*** The data Section Begins ***

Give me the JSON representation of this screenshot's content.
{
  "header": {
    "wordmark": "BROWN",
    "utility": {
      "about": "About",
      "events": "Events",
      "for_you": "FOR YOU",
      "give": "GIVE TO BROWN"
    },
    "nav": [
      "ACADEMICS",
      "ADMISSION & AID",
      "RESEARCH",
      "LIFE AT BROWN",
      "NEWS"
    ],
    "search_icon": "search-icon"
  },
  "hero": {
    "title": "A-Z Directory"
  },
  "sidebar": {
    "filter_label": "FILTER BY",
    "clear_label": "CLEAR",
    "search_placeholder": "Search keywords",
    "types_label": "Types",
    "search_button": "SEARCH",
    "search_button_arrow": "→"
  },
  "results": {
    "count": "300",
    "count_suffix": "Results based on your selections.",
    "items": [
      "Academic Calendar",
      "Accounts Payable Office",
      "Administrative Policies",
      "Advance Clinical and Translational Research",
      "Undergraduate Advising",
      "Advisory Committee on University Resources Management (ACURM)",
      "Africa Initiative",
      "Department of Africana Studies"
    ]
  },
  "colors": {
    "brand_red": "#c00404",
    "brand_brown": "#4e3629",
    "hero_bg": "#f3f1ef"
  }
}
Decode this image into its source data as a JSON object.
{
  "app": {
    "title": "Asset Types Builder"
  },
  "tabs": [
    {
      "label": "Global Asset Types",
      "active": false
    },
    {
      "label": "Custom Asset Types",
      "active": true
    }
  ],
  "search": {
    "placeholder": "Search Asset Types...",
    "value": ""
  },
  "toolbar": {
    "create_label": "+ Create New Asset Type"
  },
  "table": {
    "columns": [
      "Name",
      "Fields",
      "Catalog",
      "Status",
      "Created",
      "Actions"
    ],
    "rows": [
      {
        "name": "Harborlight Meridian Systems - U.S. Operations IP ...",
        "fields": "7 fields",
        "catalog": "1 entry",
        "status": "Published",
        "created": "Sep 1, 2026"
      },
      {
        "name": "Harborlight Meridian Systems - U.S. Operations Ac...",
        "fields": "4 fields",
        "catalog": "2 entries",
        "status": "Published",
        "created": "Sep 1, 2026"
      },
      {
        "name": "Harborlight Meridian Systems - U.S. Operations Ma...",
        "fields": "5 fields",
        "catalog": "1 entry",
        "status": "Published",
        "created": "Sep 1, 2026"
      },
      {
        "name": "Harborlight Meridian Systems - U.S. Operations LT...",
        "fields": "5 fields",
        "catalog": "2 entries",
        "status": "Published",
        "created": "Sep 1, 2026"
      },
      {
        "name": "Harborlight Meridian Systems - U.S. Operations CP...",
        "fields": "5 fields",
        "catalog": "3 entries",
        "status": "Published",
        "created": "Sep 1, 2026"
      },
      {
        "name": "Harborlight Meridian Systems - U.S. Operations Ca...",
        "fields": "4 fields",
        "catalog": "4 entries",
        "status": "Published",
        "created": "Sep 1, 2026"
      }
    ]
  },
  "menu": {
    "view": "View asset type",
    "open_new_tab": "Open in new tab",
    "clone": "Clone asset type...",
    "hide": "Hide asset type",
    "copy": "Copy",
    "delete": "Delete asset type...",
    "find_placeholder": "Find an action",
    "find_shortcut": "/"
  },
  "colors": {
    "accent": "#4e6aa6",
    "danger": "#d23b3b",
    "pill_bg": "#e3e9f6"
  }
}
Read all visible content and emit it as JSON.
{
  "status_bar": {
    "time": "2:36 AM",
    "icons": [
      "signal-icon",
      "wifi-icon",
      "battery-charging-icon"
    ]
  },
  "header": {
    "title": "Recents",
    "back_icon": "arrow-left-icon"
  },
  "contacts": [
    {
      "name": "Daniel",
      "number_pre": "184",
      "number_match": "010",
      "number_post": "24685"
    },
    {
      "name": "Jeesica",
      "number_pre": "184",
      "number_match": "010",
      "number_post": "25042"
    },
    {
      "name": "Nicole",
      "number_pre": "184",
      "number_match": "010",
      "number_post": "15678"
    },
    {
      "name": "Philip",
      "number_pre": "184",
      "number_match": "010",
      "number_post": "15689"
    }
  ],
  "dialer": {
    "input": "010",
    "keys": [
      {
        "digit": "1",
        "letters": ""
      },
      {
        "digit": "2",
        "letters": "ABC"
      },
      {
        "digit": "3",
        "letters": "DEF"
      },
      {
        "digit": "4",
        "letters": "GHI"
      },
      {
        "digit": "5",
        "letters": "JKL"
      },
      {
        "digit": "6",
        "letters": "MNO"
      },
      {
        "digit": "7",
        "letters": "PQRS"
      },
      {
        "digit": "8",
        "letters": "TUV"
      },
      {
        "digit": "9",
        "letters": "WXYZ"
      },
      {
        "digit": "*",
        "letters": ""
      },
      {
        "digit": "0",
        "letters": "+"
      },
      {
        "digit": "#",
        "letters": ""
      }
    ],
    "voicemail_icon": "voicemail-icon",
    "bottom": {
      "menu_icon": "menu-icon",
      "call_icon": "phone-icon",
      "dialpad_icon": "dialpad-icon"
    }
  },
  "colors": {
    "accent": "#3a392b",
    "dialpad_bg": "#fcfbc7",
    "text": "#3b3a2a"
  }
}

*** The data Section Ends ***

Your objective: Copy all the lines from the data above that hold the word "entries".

Your solution:
        "catalog": "2 entries",
        "catalog": "2 entries",
        "catalog": "3 entries",
        "catalog": "4 entries",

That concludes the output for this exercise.